If you'd like to see the video, its still up on my youtube channel at http://youtu.be/2Scb--9KN-U
If you've never been to an organizer meeting before, it might sound intimidating, but we promise we are a friendly bunch, and welcome anyone who wants to be involved in the event. Here is what you can expect for a typical meeting.
About a week before the meeting the chair or an assistant will solicit agenda items over the organizer's email list (you can join here). If you have a specific idea or topic you'd like to talk about, this is a great chance to make sure it gets mentioned.
The day of or a day before, depending on schedules a rough agenda is sent out over the list via Google Docs. Any additional agenda items can be added by folks as necessary.
Our meetings are very casual and friendly. We suggest bringing a pen and paper to take notes or a laptop (wireless is usually available) if you are attending in person. Beverages and snacks are usually available, but if you'd like something specific, it's always nice to bring something to share.
Shortly before the meeting, we'll begin the Skype conference call, and usually there is a bit of friendly chatter before we actually get settled and begin the meeting. Don't worry if you're running late or need to leave early, things are informal, and we can move agenda items around to work with your schedule.
We begin with introductions if new folks are in attendance, and a check in. Then we usually go through the agenda, with one or two people taking the official minutes on a Google Doc. This means that you can follow along if you're using a computer or look things up later. The meetings usually go in a similar order, by department. Everyone is encouraged to participate in the discussions, ask questions and give suggestions.
At the end of the meeting, any other open issues are taken care of and we plan the next meeting, trying to keep a regular schedule of second Sundays each month. Additional committee meetings sometimes are scheduled for other days.
Depending on where we are in the planning process, meetings typically run for 1-2 hours. The December meeting will likely run longer, because it is essentially two meetings in one. Often after a meeting, smaller groups will get together for a short time to meet or work on a project.
After the meeting, minutes are sent out via email, so you can reference them and see what happened if you were unable to attend.
The organizer meetings are a great way to meet other folks and experience the TBC community year round.

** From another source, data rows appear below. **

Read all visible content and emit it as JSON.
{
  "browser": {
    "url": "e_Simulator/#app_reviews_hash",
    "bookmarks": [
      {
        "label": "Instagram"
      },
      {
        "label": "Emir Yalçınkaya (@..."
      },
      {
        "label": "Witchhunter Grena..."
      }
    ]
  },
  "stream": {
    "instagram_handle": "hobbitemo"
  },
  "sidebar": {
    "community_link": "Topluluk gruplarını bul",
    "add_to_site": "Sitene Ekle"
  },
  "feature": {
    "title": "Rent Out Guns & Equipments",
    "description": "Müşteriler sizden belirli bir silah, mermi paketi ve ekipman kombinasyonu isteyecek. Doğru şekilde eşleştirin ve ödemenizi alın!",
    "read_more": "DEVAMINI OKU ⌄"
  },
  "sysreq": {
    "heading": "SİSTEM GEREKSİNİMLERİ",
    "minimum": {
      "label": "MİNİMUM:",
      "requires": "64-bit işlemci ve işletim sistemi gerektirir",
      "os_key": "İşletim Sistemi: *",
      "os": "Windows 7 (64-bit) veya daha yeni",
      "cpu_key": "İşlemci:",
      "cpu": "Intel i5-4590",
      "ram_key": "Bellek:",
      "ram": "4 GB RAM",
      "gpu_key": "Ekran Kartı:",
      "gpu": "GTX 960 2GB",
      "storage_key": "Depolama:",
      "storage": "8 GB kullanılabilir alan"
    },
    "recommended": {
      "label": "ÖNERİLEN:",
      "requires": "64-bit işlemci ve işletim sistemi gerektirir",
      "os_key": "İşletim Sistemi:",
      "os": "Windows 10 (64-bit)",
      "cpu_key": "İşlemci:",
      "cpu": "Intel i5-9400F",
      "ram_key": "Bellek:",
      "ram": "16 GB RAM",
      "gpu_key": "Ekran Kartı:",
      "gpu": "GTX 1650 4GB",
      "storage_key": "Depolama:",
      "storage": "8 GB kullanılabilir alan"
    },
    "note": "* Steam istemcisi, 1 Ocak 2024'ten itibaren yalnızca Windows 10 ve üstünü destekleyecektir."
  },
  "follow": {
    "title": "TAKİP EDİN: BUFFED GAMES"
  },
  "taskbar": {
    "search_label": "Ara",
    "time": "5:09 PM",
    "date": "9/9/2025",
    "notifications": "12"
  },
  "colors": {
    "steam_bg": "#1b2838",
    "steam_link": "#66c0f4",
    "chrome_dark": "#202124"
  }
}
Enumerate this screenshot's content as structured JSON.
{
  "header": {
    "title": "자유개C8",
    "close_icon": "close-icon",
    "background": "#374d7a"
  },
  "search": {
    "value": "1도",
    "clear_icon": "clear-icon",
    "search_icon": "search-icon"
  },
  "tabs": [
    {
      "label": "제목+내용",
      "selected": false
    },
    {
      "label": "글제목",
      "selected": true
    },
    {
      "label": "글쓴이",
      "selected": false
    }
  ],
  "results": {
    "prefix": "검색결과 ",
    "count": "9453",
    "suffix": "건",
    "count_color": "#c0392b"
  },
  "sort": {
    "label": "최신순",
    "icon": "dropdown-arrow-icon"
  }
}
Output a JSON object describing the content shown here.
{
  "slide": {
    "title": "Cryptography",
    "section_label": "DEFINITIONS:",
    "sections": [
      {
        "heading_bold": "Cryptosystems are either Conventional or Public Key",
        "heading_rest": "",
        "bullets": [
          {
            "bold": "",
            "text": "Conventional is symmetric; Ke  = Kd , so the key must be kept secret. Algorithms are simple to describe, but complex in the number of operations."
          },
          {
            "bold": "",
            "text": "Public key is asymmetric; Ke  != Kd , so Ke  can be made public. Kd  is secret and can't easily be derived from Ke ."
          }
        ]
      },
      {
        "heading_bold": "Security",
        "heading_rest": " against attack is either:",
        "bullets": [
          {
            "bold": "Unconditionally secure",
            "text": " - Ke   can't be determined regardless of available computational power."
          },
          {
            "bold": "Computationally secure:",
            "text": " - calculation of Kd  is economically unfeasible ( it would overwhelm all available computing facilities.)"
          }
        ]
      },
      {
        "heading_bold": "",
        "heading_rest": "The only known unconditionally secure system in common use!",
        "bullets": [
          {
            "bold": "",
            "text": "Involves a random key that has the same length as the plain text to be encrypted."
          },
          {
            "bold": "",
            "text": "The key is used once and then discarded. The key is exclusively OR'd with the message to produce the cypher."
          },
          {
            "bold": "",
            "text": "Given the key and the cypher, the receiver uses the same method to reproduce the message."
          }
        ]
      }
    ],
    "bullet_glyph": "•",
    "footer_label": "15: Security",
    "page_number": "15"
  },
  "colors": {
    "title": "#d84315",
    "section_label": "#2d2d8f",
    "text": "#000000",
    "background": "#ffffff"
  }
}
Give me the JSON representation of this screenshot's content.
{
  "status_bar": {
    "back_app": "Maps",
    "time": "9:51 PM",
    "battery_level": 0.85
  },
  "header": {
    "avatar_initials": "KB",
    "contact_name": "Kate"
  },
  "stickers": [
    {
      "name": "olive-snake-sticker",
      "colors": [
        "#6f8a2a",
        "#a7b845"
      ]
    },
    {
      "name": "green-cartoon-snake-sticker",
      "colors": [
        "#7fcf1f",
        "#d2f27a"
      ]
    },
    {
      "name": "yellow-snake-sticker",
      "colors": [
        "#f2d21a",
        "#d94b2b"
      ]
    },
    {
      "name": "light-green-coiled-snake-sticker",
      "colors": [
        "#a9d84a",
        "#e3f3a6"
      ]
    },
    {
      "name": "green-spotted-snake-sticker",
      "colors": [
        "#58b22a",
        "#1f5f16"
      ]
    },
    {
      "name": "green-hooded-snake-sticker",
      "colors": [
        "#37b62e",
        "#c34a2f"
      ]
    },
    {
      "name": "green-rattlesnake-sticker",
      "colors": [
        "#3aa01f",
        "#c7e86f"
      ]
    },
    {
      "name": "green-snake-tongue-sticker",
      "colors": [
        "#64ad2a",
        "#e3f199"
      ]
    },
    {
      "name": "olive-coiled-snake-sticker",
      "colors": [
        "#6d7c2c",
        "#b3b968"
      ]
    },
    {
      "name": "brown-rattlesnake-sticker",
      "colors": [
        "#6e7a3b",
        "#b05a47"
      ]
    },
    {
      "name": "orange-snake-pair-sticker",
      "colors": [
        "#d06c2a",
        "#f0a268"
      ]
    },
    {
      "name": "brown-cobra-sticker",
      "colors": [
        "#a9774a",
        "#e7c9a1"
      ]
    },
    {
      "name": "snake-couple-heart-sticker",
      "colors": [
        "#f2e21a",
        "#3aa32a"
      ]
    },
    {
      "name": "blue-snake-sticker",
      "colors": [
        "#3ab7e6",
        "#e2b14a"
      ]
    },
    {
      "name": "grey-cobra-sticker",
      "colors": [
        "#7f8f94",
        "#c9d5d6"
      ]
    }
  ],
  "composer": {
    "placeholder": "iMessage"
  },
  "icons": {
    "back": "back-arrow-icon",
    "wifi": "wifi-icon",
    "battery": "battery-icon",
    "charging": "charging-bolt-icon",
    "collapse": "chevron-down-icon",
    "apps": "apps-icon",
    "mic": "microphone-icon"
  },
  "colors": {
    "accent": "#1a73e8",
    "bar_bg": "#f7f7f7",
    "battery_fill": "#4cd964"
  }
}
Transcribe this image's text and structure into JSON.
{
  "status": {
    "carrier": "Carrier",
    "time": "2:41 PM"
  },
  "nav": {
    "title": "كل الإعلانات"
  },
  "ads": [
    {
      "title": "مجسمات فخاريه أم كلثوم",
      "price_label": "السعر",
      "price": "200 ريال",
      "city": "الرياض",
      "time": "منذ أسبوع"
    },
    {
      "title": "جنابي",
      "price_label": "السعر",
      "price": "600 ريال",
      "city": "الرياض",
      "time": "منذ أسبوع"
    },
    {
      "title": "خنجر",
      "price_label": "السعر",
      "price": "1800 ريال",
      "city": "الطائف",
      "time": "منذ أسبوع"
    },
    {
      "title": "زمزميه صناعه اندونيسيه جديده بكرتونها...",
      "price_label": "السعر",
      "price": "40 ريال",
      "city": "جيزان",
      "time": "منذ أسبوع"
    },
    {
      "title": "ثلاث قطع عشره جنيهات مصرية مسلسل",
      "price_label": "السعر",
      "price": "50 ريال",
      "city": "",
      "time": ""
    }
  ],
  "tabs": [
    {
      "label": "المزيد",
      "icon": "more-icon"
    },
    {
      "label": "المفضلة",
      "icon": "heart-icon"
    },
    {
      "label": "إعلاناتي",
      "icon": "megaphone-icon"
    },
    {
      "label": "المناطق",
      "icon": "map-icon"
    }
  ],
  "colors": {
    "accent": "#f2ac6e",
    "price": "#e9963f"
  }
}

We have a lot of fun and many of us have developed wonderful friendships because of our involvement. If you're on the fence, join us for a meeting and observe. We think you'll want to join us again. Even if it's just for the baked goods that are often involved!
Happy New Year folks!
We at Transcending Boundaries are pleased to announce that our 2009 conference was a resounding success, and planning for TBC 2010 is underway. The Transcending Boundaries Conference focuses on the bisexual/pansexual, trans/genderqueer, intersex and polyamorous communities, as well as others who don't fit society's either/or labels.
Also keep your eyes peeled for more Transcending Boundaries activities besides conference planning! We have a new Board of Directors hoping to bring some of that conference energy back into the community at large.
Wishing you a bright new year,